GENERAL: I left New Orleans on the 8th instant and established my headquarters at this point the same evening. Weitzel's brigade, of Augur's division, was already here, with three batteries and two sections of artillery, the siege train, and three companies of cavalry. Gover, excepting his cavalry, was then at Bayou boeuff station, on the railway, about 9 miles from here. Emory, exception one brigade and his cavalry and two batteries left at Baton Rouge, was at Bayou Ramas Station, which is about half way between Brashear and Bayou Boeuff. The remaining brigade of Emory's division and the transportation of both divisions were behind, moving up as rapidly as possible. The cavalry was en route from Baton Rouge.

Emory marched at 7 o'clock yesterday morning and reached here about 9. Weitzel began to cross the bay about 10, having first driven off a small part of the enemy, who from the opposite side were observing our movements. Emoury followed Weitzel closely. both divisions had crossed by dark; then absolutely by dark; then absolutely necessary transportation and supplies were sent over during the night and this morning.
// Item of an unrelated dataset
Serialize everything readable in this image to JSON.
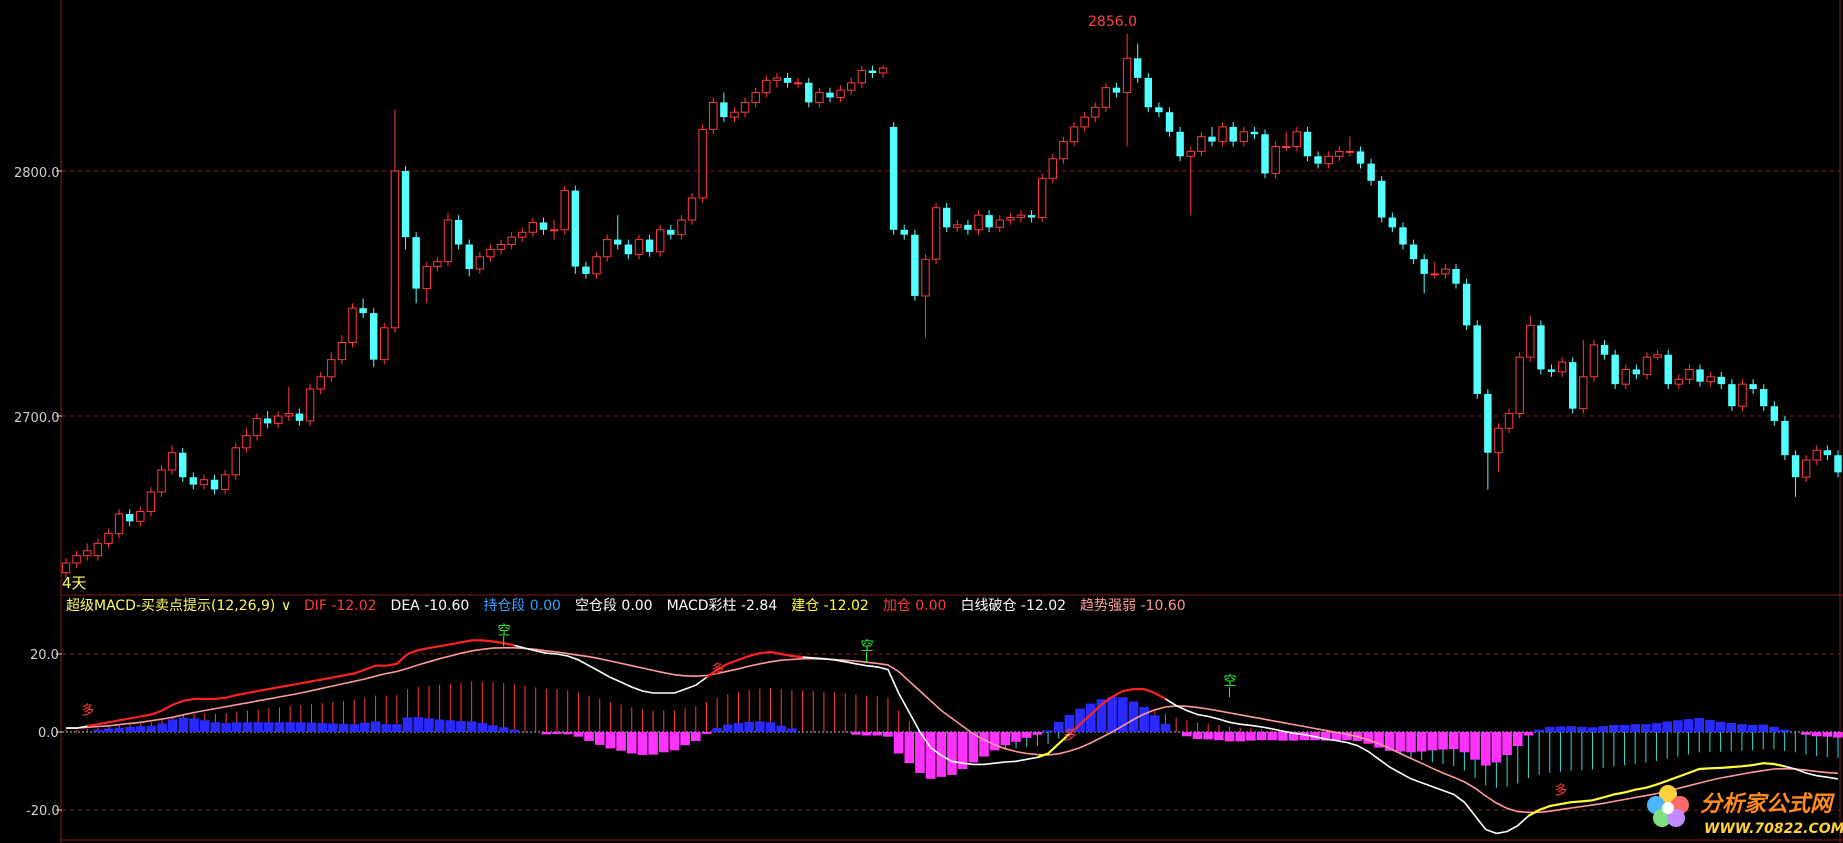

The limited amount of water transportation at our command made the crossing necessarily very slow.

Grover had marched from Bayou Boeuff at 9 a. m. and arrived here by 1 p. m. I had intended to place him on board the boats at night, so that he might leave at daylight and begin to land by 9 a. m., but this was impossible.

On Grand Lake, just beyond the head of Cypress Island, and within a few miles of each other, are two shell roads, leading from what the reported as good landings, a distance of 1 1/2 or 2 miles to the Bayou Teche. At one or the other of these landings I propose to disembark Grover, with the object of taking the enemy, who is at Pattersonville, in reserve and cutting off his retreat. The best pilots say that our steamers cannot come nearer than about 1 1/2 miles to the shore, and all our information confirms the truth of this. From that distance the disembarkation must be by the flats which we have collected and prepared for that purpose. Using all the expedition possible, Grover cannot reasonably be expected to land and take up position in less than twelve hours. The boats cannot run at night. His landing must necessarily take place by daylight. to insure this he must leave here by daybreak. The moment Grover passes Pattersonville with his fleet the enemy will certainly take the alarm, and if we let night interrupt the landing he will escape. We don not move against the enemy in front to-day, as I do not wish him to take the alarm any sooner than we can possibly help. We can whip him in any event, but if he stays where he is, and Grover gets into position before we attack in front, we shall destroy him. Everything promises success. Having destroyed the enemy's force and his salt-works at New Iberia, I propose, if time permits, to push a force as far as Opelousas.

Mr. Gabaudan, Rear-Admiral Farragut's secretary, arrived here this morning, having passed Port Hudson in a skiff and reached Baton Rouge on the 8th instant. For fear of accident no dispatches were sent by him, but he brought me verbal intelligence that he left the